- Adam Creaghan, CPA, CMA, Partner, Legal and Professional Services Recruitment.
4. Broaden Your Experience: Legal education provides the theoretical foundation, but practical experience is critically important for your development. Seek clerkships or secondments where you can apply your education to acquire crucial skills. Not only will this experience contribute to your resume it may offer you the opportunity to explore potential practice areas that are of interest to you – and equally important – learn what areas you may want to avoid. Don’t be afraid to adjust your plans to lean into your strengths and passions. While some lawyers choose to specialize others choose career paths that allow them to apply their skills and education in less traditional ways – there are a wide array of career opportunities available to law school graduates. A mentor or a recruitment professional may be able to help you see your career options in a new light.
5. Time Management and Attention to Detail: It’s no secret that law can be a demanding profession. When speaking with lawyers they often stress just how crucial it is that junior lawyers learn effective ways to manage their time, work efficiently, and add value to their firm/practice group. In addition to the work you’re assigned, you can add value by sending calendar invites for meetings/court dates, proofreading documents, preparing internal resources (e.g. summaries of key cases or recent amendments to legislation), running blacklines, and taking thorough meeting notes.
Be sure to make time for activities you enjoy outside of work – doing so is vital to prevent burnout and maintain your well-being. Community involvement can help you explore personal passions while also helping you expand your network. Also, be deliberate about setting time aside to think about your career goals and to taking action to get you there.
6. Develop Effective Research and Writing Skills: Honing your legal research skills so that you can quickly find relevant precedents, cases and statutes is one way to quickly stand out as a junior lawyer. Further, writing clearly and concisely when preparing memos, pleadings, and even emails is another way to set yourself apart. Both clients and your employers appreciate communication that gets straight to the point – providing an answer upfront before delving into the explanation can save the reader a lot of time and energy.
Things like improving your writing and research skills may seem simple and second nature at this point in your career, but we so often hear from lawyers at all stages about how the small things make a big difference.”
- Adam Creaghan, CPA, CMA, Partner, Legal and Professional Services Recruitment

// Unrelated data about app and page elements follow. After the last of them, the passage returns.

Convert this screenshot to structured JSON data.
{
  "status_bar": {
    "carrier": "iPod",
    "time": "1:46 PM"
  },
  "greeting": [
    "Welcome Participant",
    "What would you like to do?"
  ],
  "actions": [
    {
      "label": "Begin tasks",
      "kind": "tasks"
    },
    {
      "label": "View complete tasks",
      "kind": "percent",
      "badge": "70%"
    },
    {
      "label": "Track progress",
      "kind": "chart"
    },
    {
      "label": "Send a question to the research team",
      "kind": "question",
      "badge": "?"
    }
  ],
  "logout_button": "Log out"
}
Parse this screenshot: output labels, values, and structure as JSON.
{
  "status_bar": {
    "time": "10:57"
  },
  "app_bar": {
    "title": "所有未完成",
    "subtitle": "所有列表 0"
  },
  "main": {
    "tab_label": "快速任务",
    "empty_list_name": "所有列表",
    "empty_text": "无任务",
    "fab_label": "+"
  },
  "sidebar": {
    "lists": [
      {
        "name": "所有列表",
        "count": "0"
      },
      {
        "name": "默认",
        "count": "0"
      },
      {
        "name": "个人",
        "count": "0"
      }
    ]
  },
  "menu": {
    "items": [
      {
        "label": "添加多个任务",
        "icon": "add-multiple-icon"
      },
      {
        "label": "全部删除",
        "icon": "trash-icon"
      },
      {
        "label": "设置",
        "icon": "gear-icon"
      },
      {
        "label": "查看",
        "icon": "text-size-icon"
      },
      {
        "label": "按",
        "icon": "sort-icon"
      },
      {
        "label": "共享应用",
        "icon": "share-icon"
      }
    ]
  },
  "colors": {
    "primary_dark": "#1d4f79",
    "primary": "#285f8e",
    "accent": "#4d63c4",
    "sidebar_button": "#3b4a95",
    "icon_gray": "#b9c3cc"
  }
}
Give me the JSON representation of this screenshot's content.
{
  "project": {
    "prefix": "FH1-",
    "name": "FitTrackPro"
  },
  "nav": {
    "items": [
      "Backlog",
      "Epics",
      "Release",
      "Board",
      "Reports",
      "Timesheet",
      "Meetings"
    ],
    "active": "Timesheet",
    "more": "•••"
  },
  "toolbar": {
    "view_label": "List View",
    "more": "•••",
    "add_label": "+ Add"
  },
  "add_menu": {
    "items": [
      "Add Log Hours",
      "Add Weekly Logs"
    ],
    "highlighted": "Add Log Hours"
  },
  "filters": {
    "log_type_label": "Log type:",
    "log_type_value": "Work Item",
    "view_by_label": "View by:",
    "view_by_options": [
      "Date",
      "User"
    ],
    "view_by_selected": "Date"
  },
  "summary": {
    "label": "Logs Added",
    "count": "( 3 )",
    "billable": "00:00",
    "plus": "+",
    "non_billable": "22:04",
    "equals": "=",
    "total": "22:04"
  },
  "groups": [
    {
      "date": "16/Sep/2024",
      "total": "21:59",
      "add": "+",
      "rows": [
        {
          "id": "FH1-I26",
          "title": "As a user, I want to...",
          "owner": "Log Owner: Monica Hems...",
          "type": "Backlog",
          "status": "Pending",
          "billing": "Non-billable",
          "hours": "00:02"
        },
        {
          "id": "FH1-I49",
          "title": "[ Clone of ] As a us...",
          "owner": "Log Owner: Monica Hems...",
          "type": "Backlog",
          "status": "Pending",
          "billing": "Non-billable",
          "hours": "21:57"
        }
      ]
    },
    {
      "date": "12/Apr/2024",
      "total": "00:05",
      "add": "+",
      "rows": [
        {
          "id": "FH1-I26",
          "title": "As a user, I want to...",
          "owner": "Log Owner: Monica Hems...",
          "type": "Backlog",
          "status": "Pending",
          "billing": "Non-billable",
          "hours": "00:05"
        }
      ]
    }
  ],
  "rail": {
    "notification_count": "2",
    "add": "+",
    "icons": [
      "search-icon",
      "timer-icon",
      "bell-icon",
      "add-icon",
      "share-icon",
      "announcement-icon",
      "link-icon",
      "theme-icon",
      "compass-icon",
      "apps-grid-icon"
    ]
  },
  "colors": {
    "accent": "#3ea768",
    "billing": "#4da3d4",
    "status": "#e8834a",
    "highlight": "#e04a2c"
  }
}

7. Stay Informed, Adapt, and Show Confidence: The legal landscape is constantly evolving. Stay up to date on changes in legislation, regulations, and technology. Don’t be afraid to embrace new tools and techniques to improve your legal practice and remain competitive in the field. Continuing professional development is essential to help you realize your career goals, contribute to your team, and support future clients. If you don’t feel that your current role offers you the opportunity to grow and develop, consider making a shift. And remember to stay confident! Planning, perseverance, and your unique aptitudes have supported you in getting this far – with the right plan, the options for your future are endless.
Interested in learning more about career trends and opportunities in the legal field? Connect with our team.